Friday April 15, 2016, I was on the train to Boston to attend a conference on Native American Running presented by Harvard’s Peabody Museum in collaboration with the Boston Athletic Association and other sponsors.  This topic has interested me since reading a book by Peter Nabokov which described how Indians ran to communicate, fight, and hunt, as well as interact with spiritual forces.  I thought the Indians’ experiences might contain clues to human potential which have been forgotten in today’s technology-obsessed world.

I’m glad I went:  the speakers talked about the spiritual and community aspects of running — a welcome contrast to the heavy commercialism of the Boston Marathon Expo.  It was a special treat to meet Arnulfo Quimare, the Ruramari runner of Born to Run fame who beat American ultrarunner Scott Jurek in a 50-mile race — and surprising to learn that he doesn’t “train” like American runners, but rather developed his running prowess from dancing and walking.  He’s happy when running, he stated through a translator, and even happier when he wins.

Out of all the speakers, one comment caught my attention in particular.  Chief Oren Lyons is a member of the National Lacrosse Hall of Fame, a distinguished professor of Native American studies at the State University of New York, and a tribal leader in the Onondaga Nation.  When asked what advice he gives young Indian athletes, he mentioned a word in the Onondaga dialect, which sounded to me like “jaga.”  It meant, he explained,

Try hard — try harder!

— Chief Oren Lyons

After the conference, I returned to my hotel and prepared to participate in my fourth Boston Marathon.

Continue reading “Boston Marathon 2016 Race Report”

Boston Marathon 2016 Race Report

2015 TCS NYC Marathon

On Sunday, November 1, I completed the 2015 TCS New York City Marathon, my 68th race of marathon or ultra-marathon distance.


I headed into this race with limited training.  Back in August, I completed the Beast of Burden 100-mile ultramarathon in bad shape, having unwittingly strained my hip adducters, and it took three or four weeks to recover.  As this injury gradually healed, I developed a stress reaction in my left foot from barefoot running.  On any given day, it seemed that if one injury felt better, the other was worse.  I backed off, and both injuries healed, but September and October were lost to serious training.  My running log showed no long runs since July, no quarter-mile splits since June, no Yasso splits since early May, and I couldn’t even remember the last time I had run on pavement.

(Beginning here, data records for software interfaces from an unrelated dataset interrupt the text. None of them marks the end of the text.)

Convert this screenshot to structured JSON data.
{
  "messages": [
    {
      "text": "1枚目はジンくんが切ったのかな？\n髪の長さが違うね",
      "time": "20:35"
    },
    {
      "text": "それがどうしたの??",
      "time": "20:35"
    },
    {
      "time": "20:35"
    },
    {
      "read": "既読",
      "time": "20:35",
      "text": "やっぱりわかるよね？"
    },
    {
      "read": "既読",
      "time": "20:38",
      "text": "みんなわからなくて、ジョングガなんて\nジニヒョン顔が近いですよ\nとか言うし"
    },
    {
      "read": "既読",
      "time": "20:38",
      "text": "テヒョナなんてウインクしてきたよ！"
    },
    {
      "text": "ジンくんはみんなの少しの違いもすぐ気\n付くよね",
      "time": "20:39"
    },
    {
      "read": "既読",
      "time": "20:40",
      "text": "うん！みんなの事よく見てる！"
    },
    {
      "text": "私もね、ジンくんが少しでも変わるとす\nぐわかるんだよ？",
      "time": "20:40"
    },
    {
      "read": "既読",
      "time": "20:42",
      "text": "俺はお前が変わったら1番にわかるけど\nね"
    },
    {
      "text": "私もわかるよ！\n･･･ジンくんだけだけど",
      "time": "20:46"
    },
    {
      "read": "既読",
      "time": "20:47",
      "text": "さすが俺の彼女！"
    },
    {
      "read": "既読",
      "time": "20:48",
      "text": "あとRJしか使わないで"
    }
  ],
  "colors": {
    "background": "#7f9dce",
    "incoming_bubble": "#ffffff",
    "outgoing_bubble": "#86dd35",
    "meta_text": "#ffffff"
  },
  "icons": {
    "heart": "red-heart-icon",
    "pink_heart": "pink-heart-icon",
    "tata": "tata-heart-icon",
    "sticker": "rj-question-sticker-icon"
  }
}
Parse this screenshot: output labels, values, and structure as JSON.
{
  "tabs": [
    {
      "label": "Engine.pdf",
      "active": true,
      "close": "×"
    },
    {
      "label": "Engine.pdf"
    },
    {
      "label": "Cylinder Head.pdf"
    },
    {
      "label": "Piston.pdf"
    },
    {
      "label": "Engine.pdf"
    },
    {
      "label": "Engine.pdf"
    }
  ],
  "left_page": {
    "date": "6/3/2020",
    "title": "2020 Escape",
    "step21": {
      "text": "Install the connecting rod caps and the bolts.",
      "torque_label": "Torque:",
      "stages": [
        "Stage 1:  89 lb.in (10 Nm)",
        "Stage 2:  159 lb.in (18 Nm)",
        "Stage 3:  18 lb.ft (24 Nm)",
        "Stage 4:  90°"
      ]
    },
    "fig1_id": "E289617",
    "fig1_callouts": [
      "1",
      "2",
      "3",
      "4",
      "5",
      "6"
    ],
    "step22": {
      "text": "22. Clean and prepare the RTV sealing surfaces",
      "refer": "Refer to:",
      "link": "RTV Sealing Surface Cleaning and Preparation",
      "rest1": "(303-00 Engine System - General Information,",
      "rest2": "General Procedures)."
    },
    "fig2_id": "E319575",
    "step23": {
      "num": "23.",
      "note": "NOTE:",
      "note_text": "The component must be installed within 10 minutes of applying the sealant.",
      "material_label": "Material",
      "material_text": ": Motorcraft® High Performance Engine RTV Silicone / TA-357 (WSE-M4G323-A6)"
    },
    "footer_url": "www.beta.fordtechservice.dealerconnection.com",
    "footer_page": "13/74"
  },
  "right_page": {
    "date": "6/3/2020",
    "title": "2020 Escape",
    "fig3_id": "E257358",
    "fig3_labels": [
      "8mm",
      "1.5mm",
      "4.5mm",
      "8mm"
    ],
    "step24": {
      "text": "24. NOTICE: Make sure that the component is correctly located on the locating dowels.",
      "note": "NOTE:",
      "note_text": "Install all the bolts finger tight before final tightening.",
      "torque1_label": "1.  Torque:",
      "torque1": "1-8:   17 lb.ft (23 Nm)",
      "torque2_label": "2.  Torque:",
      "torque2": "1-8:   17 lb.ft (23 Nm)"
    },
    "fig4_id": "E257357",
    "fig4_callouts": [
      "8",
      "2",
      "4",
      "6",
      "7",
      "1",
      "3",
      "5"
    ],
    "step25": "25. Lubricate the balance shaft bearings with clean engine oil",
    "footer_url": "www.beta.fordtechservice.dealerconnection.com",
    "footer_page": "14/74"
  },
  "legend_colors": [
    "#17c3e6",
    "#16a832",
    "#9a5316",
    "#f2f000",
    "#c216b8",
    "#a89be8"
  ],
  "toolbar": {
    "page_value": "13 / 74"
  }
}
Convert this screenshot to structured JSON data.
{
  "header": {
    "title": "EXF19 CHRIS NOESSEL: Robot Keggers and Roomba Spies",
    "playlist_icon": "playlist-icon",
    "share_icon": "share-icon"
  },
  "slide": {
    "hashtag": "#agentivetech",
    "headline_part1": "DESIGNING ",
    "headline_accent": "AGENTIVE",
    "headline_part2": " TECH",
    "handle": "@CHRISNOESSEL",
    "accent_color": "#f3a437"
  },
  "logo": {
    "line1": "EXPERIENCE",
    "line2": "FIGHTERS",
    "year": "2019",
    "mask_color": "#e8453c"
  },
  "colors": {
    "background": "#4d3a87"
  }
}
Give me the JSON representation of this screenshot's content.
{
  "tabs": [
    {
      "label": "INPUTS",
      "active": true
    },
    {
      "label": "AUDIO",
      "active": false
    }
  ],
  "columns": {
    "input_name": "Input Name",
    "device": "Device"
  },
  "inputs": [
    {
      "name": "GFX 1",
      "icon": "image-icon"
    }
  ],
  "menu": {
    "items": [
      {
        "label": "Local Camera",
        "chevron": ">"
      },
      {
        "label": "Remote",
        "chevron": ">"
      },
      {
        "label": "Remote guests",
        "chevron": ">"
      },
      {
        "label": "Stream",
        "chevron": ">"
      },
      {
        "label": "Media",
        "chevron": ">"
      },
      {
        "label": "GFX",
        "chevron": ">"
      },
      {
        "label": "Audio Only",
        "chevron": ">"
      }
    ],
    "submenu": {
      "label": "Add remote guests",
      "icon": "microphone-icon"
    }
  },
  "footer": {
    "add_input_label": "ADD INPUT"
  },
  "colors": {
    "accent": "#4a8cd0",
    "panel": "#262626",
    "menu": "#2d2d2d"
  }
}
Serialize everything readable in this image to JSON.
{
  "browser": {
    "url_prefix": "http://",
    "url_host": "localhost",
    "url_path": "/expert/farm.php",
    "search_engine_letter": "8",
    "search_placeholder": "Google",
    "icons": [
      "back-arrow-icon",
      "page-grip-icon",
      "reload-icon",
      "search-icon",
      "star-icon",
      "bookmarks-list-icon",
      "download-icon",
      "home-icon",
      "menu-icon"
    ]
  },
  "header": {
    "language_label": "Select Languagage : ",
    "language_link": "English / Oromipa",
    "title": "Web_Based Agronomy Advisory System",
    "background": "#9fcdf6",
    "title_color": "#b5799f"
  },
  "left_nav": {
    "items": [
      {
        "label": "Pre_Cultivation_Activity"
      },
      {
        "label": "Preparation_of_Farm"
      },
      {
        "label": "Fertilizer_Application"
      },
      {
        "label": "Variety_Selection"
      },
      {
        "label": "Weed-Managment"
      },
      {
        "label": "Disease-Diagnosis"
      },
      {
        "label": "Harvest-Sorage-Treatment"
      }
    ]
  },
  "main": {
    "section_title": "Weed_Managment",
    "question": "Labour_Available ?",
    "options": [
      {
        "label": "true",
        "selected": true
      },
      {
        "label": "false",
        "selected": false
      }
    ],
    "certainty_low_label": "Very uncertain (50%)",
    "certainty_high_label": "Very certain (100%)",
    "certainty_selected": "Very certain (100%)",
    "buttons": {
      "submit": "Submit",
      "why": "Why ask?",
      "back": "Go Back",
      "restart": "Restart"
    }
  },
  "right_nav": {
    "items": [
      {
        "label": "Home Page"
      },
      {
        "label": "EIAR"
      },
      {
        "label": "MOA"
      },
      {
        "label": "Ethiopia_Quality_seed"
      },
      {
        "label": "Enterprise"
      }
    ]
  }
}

Continue reading “2015 TCS NYC Marathon”

2015 TCS NYC Marathon